}
else
{
t=ts[j]-'0';

mp[i][j*4+1]=t/8;
mp[i][j*4+2]=t%8/4;
mp[i][j*4+3]=t%4/2;
mp[i][j*4+4]=t%2/1;
}
}
}

for(i=0;i<=m;i++) mp[n][i]=0;
for(i=0;i<=n;i++) mp[i][m]=0;

n++;
m++;

vis[0][0]=1;
dfs(0,0);

cnt=0;

for(i=0;i<n;i++)
{
for(j=0;j<m;j++)
{
if(mp[i][j] && !vis[i][j])
{
num=0;

vis[i][j]=1;

dfs2(i,j);

ans[cnt++]=mes[num];
}
}
}

sort(ans,ans+cnt);

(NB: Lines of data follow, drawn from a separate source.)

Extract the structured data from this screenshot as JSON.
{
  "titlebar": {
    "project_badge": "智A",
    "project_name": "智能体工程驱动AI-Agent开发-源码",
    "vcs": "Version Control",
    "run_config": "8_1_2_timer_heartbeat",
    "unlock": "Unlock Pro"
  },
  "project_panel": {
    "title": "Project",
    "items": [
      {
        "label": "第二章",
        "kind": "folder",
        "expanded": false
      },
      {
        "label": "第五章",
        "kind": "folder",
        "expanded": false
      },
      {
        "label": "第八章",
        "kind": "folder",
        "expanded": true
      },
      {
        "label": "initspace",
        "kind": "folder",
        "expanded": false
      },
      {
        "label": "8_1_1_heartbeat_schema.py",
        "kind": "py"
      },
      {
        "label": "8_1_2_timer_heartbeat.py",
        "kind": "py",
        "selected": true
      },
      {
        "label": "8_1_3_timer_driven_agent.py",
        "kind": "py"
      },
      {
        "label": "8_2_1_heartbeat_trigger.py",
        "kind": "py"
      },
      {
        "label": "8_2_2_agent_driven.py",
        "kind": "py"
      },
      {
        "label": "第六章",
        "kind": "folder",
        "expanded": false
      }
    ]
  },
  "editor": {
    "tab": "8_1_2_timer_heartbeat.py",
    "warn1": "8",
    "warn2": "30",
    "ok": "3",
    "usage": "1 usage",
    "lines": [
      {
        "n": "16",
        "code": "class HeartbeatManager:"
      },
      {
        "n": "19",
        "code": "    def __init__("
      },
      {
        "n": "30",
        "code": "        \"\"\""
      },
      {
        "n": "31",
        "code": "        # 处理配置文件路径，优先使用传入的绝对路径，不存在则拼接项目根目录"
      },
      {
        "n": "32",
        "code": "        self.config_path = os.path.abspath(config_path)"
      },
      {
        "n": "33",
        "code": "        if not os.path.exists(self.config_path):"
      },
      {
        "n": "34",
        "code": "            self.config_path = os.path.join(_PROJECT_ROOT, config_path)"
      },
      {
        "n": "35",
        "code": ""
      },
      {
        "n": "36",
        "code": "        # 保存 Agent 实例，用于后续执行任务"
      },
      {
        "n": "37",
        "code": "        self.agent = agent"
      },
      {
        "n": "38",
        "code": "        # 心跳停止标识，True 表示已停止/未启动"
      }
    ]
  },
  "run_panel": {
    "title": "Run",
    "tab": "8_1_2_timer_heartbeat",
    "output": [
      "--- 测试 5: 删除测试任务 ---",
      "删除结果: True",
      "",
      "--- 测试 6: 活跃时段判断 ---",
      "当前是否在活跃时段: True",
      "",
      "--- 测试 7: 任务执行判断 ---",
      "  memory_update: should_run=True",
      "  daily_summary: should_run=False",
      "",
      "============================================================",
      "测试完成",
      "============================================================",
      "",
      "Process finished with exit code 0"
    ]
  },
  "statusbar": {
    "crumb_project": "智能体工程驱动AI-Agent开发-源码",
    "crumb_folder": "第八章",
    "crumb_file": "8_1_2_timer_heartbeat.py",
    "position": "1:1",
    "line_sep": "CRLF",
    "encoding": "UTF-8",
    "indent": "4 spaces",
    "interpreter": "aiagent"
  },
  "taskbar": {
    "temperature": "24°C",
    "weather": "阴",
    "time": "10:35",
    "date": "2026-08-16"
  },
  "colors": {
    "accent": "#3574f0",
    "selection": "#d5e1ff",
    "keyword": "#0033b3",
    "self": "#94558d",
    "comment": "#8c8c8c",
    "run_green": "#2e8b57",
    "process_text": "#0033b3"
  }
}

ans[cnt]=0;

printf("Case %d: ",casenum++);

puts(ans);
}
}


1. 送给你连个字吧， ’呵呵‘ 本人是很讨厌这两个字的，但是感觉跟你很配怎么办，一样的讨人厌哎，秦时明月是我追了整整6年的动漫，更是很多人心中的最好的动漫，不懂就不要乱说，说得好像你很会画一样，怎么不出名呢，画的应该跟你本人一样吧，丑陋

2. 送给你连个字吧， ’呵呵‘ 本人是很讨厌这两个字的，但是感觉跟你很配怎么办，一样的讨人厌哎，秦时明月是我追了整整6年的动漫，更是很多人心中的最好的动漫，不懂就不要乱说，说得好像你很会画一样，怎么不出名呢，画的应该跟你本人一样吧，丑陋

3. 送给你连个字吧， ’呵呵‘ 本人是很讨厌这两个字的，但是感觉跟你很配怎么办，一样的讨人厌哎，秦时明月是我追了整整6年的动漫，更是很多人心中的最好的动漫，不懂就不要乱说，说得好像你很会画一样，怎么不出名呢，画的应该跟你本人一样吧，丑陋

4. 送给你连个字吧， ’呵呵‘ 本人是很讨厌这两个字的，但是感觉跟你很配怎么办，一样的讨人厌哎，秦时明月是我追了整整6年的动漫，更是很多人心中的最好的动漫，不懂就不要乱说，说得好像你很会画一样，怎么不出名呢，画的应该跟你本人一样吧，丑陋

5. 送给你连个字吧， ’呵呵‘ 本人是很讨厌这两个字的，但是感觉跟你很配怎么办，一样的讨人厌哎，秦时明月是我追了整整6年的动漫，更是很多人心中的最好的动漫，不懂就不要乱说，说得好像你很会画一样，怎么不出名呢，画的应该跟你本人一样吧，丑陋

6. 送给你连个字吧， ’呵呵‘ 本人是很讨厌这两个字的，但是感觉跟你很配怎么办，一样的讨人厌哎，秦时明月是我追了整整6年的动漫，更是很多人心中的最好的动漫，不懂就不要乱说，说得好像你很会画一样，怎么不出名呢，画的应该跟你本人一样吧，丑陋

7. 送给你连个字吧， ’呵呵‘ 本人是很讨厌这两个字的，但是感觉跟你很配怎么办，一样的讨人厌哎，秦时明月是我追了整整6年的动漫，更是很多人心中的最好的动漫，不懂就不要乱说，说得好像你很会画一样，怎么不出名呢，画的应该跟你本人一样吧，丑陋

8. 送给你连个字吧， ’呵呵‘ 本人是很讨厌这两个字的，但是感觉跟你很配怎么办，一样的讨人厌哎，秦时明月是我追了整整6年的动漫，更是很多人心中的最好的动漫，不懂就不要乱说，说得好像你很会画一样，怎么不出名呢，画的应该跟你本人一样吧，丑陋

9. 老实说，这种方法就是穷举，复杂度是2^n，之所以能够AC是应为题目的测试数据有问题，要么数据量很小，要么能够得到k == t，否则即使n = 30，也要很久才能得出结果，本人亲测

10. 其实国内大部分公司对算法都不够重视。特别是中小型公司老板根本都不懂技术，也不懂什么是算法，从而也不要求程序员懂什么算法，做程序从来不考虑性能问题，只要页面能显示出来就是好程序，这是国内的现状，很无奈。